The Geopolitics of Scarcity

Consider this, from Oil, Geopolitics, and the Coming War with Iran by Michael T. Klare

According to the most recent tally by Oil and Gas Journal, Iran houses the second-largest pool of untapped petroleum in the world, an estimated 125.8 billion barrels. Only Saudi Arabia, with an estimated 260 billion barrels, possesses more; Iraq, the third in line, has an estimated 115 billion barrels. With this much oil -- about one-tenth of the world's estimated total supply -- Iran is certain to play a key role in the global energy equation, no matter what else occurs.

It is not, however, just sheer quantity that matters in Iran's case; no less important is its future productive capacity. Although Saudi Arabia possesses larger reserves, it is now producing oil at close to its maximum sustainable rate (about 10 million barrels per day). It will probably be unable to raise its output significantly over the next 20 years while global demand, pushed by significantly higher consumption in the United States, China, and India, is expected to rise by 50%. Iran, on the other hand, has considerable growth potential: it is now producing about 4 million barrels per day, but is thought to be capable of boosting its output by another 3 million barrels or so. Few, if any, other countries possess this potential, so Iran's importance as a producer, already significant, is bound to grow in the years ahead.

And it is not just oil that Iran possesses in great abundance, but also natural gas. According to Oil and Gas Journal, Iran has an estimated 940 trillion cubic feet of gas, or approximately 16% of total world reserves. (Only Russia, with 1,680 trillion cubic feet, has a larger supply.) As it takes approximately 6,000 cubic feet of gas to equal the energy content of 1 barrel of oil, Iran's gas reserves represent the equivalent of about 155 billion barrels of oil. This, in turn, means that its combined hydrocarbon reserves are the equivalent of some 280 billion barrels of oil, just slightly behind Saudi Arabia's combined supply. At present, Iran is producing only a small share of its gas reserves, about 2.7 trillion cubic feet per year. This means that Iran is one of the few countries capable of supplying much larger amounts of natural gas in the future.
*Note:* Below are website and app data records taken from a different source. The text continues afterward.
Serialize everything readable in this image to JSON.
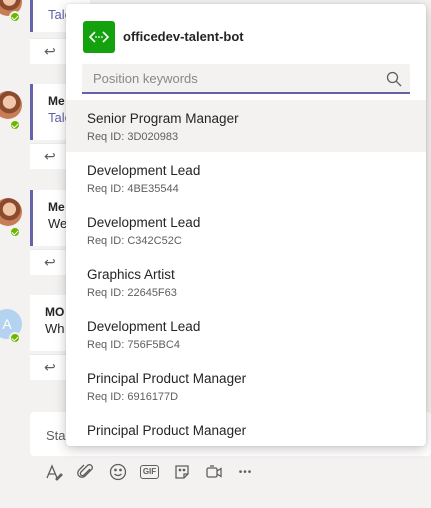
{
  "background_chat": {
    "messages": [
      {
        "sender": "",
        "snippet": "Tale"
      },
      {
        "sender": "Me",
        "snippet": "Tale"
      },
      {
        "sender": "Me",
        "snippet": "We"
      },
      {
        "sender": "MO",
        "snippet": "Wh",
        "avatar_initial": "A"
      }
    ],
    "compose_placeholder": "Sta"
  },
  "bot": {
    "name": "officedev-talent-bot",
    "search": {
      "placeholder": "Position keywords",
      "value": ""
    },
    "results": [
      {
        "title": "Senior Program Manager",
        "req_id": "Req ID: 3D020983"
      },
      {
        "title": "Development Lead",
        "req_id": "Req ID: 4BE35544"
      },
      {
        "title": "Development Lead",
        "req_id": "Req ID: C342C52C"
      },
      {
        "title": "Graphics Artist",
        "req_id": "Req ID: 22645F63"
      },
      {
        "title": "Development Lead",
        "req_id": "Req ID: 756F5BC4"
      },
      {
        "title": "Principal Product Manager",
        "req_id": "Req ID: 6916177D"
      },
      {
        "title": "Principal Product Manager",
        "req_id": ""
      }
    ]
  },
  "toolbar": {
    "icons": [
      "format-icon",
      "attach-icon",
      "emoji-icon",
      "gif-icon",
      "sticker-icon",
      "meet-now-icon",
      "more-options-icon"
    ],
    "gif_label": "GIF",
    "more_label": "•••"
  },
  "colors": {
    "accent": "#6264a7",
    "bot_icon": "#13a10e",
    "presence": "#6bb700"
  }
}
Could be long-term strategic conundrum. Do we want military to provide a global oil-protection service? Be concerned about the geopolitics of energy scarcity. Be very concerned. ^

Wayne Hayes, Ph.D. | Initialized: 2/25/2007 | Last Update: 9/26/12